- Aust Prescr 2004;27:159-65
- 1 December 2004
- DOI: 10.18773/austprescr.2004.129
100 mg/0.67 mL in pre-filled syringes
Approved indication: rheumatoid arthritis
Australian Medicines Handbook section 15.2.2
The current treatment of rheumatoid arthritis involves the early use of disease-modifying antirheumatic drugs (DMARDs).1 If these drugs are not effective a biological agent may be considered. These agents are aimed at the pro-inflammatory cytokines which are involved in the pathogenesis of rheumatoid arthritis.
The structure of anakinra differs by only one amino acid from the structure of the naturally occurring human interleukin-1 receptor antagonist. This difference is to enable genetically engineered Escherichia coli to produce anakinra.
Anakinra antagonises interleukin 1Î± and 1Î² at the interleukin-1 type 1 receptor. As these interleukins are inflammatory mediators, competition for their receptor may prevent joint damage.
Patients have to subcutaneously inject anakinra every day. The maximum plasma concentration is reached in 3-7 hours. Anakinra is probably cleared by the kidneys and has a half-life of 4-6 hours.
In a clinical trial involving 472 patients, anakinra was compared to injections of a placebo. After 24 weeks the rheumatoid arthritis was less active in patients randomised to receive anakinra. They had fewer swollen joints, less pain and a shorter duration of morning stiffness.2 This trial was extended for a year with patients from the placebo group being switched to treatment with anakinra. A total of 218 patients completed the extension. Efficacy was maintained in 46% of the patients who continued treatment with anakinra and 40% of the patients who had switched from placebo.3
During the extension phase 29% of the patients discontinued treatment. Half of these withdrawals were caused by adverse events such as a flare-up of the arthritis or abnormal blood counts.3

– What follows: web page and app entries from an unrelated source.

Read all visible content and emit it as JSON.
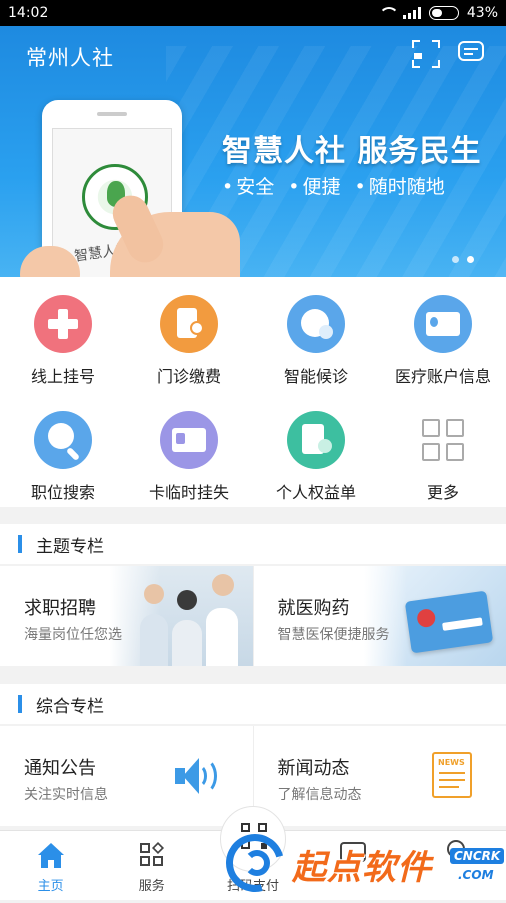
{
  "status_bar": {
    "time": "14:02",
    "battery": "43%",
    "battery_level": 0.43
  },
  "header": {
    "title": "常州人社",
    "scan_icon": "scan-icon",
    "message_icon": "message-icon"
  },
  "banner": {
    "slogan": "智慧人社  服务民生",
    "tags": [
      "安全",
      "便捷",
      "随时随地"
    ],
    "phone_text": "智慧人社",
    "slide_count": 2,
    "active_slide": 2
  },
  "functions": [
    {
      "label": "线上挂号",
      "icon": "hospital-cross-icon",
      "color": "#f0727d"
    },
    {
      "label": "门诊缴费",
      "icon": "payment-receipt-icon",
      "color": "#f29b3f"
    },
    {
      "label": "智能候诊",
      "icon": "clock-person-icon",
      "color": "#5aa6ea"
    },
    {
      "label": "医疗账户信息",
      "icon": "account-card-icon",
      "color": "#5aa6ea"
    },
    {
      "label": "职位搜索",
      "icon": "person-search-icon",
      "color": "#5aa6ea"
    },
    {
      "label": "卡临时挂失",
      "icon": "card-report-loss-icon",
      "color": "#9b96e6"
    },
    {
      "label": "个人权益单",
      "icon": "document-person-icon",
      "color": "#3dbfa0"
    },
    {
      "label": "更多",
      "icon": "more-grid-icon",
      "color": "#cccccc"
    }
  ],
  "section_theme": {
    "title": "主题专栏",
    "cards": [
      {
        "title": "求职招聘",
        "subtitle": "海量岗位任您选"
      },
      {
        "title": "就医购药",
        "subtitle": "智慧医保便捷服务"
      }
    ]
  },
  "section_general": {
    "title": "综合专栏",
    "cards": [
      {
        "title": "通知公告",
        "subtitle": "关注实时信息",
        "icon": "speaker-icon"
      },
      {
        "title": "新闻动态",
        "subtitle": "了解信息动态",
        "icon": "news-icon",
        "icon_text": "NEWS"
      }
    ]
  },
  "bottom_nav": [
    {
      "label": "主页",
      "icon": "home-icon",
      "active": true
    },
    {
      "label": "服务",
      "icon": "services-icon",
      "active": false
    },
    {
      "label": "扫码支付",
      "icon": "qr-scan-icon",
      "active": false
    },
    {
      "label": "",
      "icon": "message-icon",
      "active": false
    },
    {
      "label": "",
      "icon": "profile-icon",
      "active": false
    }
  ],
  "watermark": {
    "brand": "起点软件",
    "domain": "CNCRK",
    "suffix": ".COM"
  },
  "colors": {
    "primary": "#2b8fe8",
    "watermark_orange": "#f26a1a"
  }
}
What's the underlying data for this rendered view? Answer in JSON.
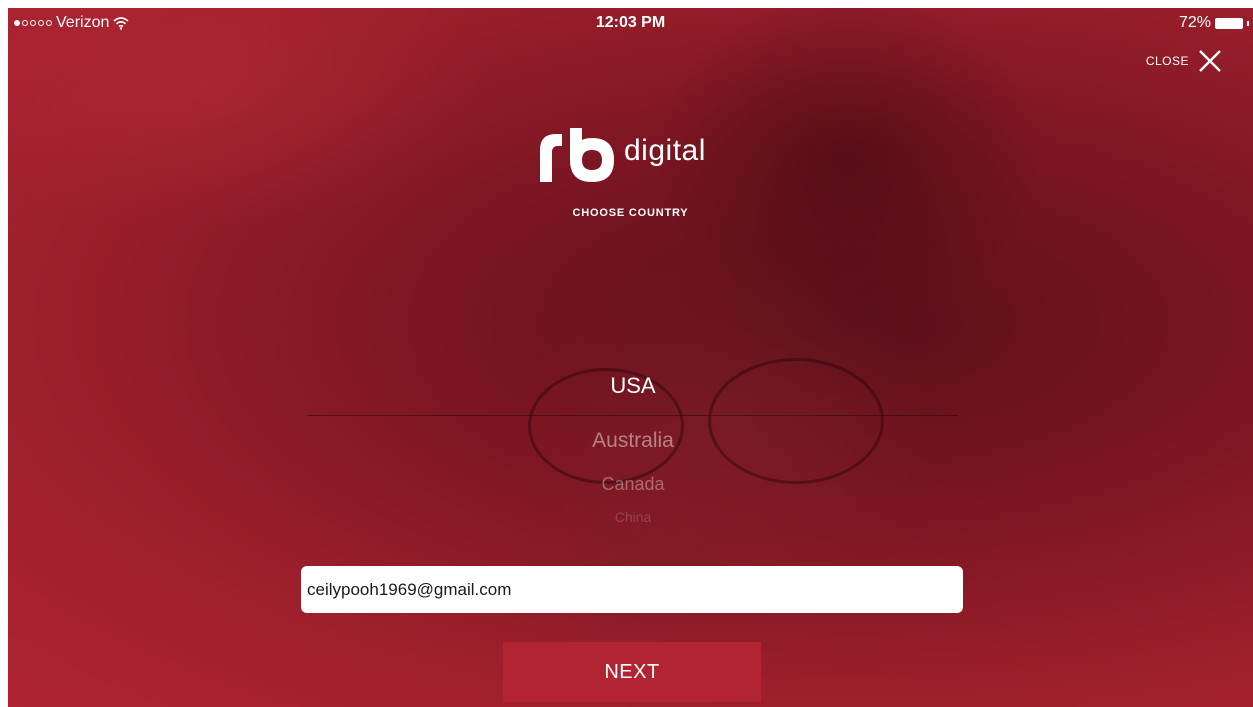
{
  "status_bar": {
    "carrier": "Verizon",
    "time": "12:03 PM",
    "battery": "72%",
    "signal_bars_filled": 1,
    "signal_bars_total": 5
  },
  "close": {
    "label": "CLOSE",
    "icon": "close-icon"
  },
  "logo": {
    "mark": "rb",
    "text": "digital"
  },
  "heading": "CHOOSE COUNTRY",
  "country_picker": {
    "selected": "USA",
    "options": [
      "Australia",
      "Canada",
      "China"
    ]
  },
  "email": {
    "value": "ceilypooh1969@gmail.com"
  },
  "next_button": "NEXT",
  "colors": {
    "primary_red": "#b22432",
    "overlay_dark": "#5a0f1a",
    "text": "#ffffff"
  }
}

Adverse effects also accounted for most of the withdrawals from a safety study of anakinra. This study randomised 1414 patients to take anakinra or placebo in addition to their other treatments. Approximately 78% of the patients completed six months of treatment. The most common adverse effect of anakinra was injection site reactions. Patients should vary the site of injection to try and reduce such reactions. Serious infections such as pneumonia occurred more frequently than with placebo.4 Patients should have their white blood cell count checked before and during treatment.
Although the safety study4 included patients taking other DMARDs, anakinra is only approved in Australia for prescription with methotrexate. This combination was compared with methotrexate in a six-month study involving 419 patients. Adding anakinra produced a response in 38-46% which was significantly greater than the 19% of patients who responded to methotrexate alone.5
While the trials show that anakinra has greater efficacy than placebo its benefits depend on how efficacy is measured. Several trials used the American College of Rheumatology criteria for a 20% improvement (ACR20).6 However, if the criteria for success is set higher the results are less impressive. For example, if the goal is a 50% improvement in the patient's symptoms, only 18% of patients will achieve it. If the goal is a 70% improvement, only 3% will achieve it after 48 weeks of therapy.3
As the response may be related to the dose of anakinra5, it is important to know that some patients in the trials took more than the recommended daily dose of 100 mg. This dose was not specifically tested in some of the published trials.235
While the biological agents will benefit some of the patients who have not responded to DMARDs, the variations in study design mean the best option is not clear. Anakinra does not appear to be more effective than etanercept or infliximab, but comparative studies are needed.
http://www.rheumatology.org/publications/classific... [cited 2004 Nov 8]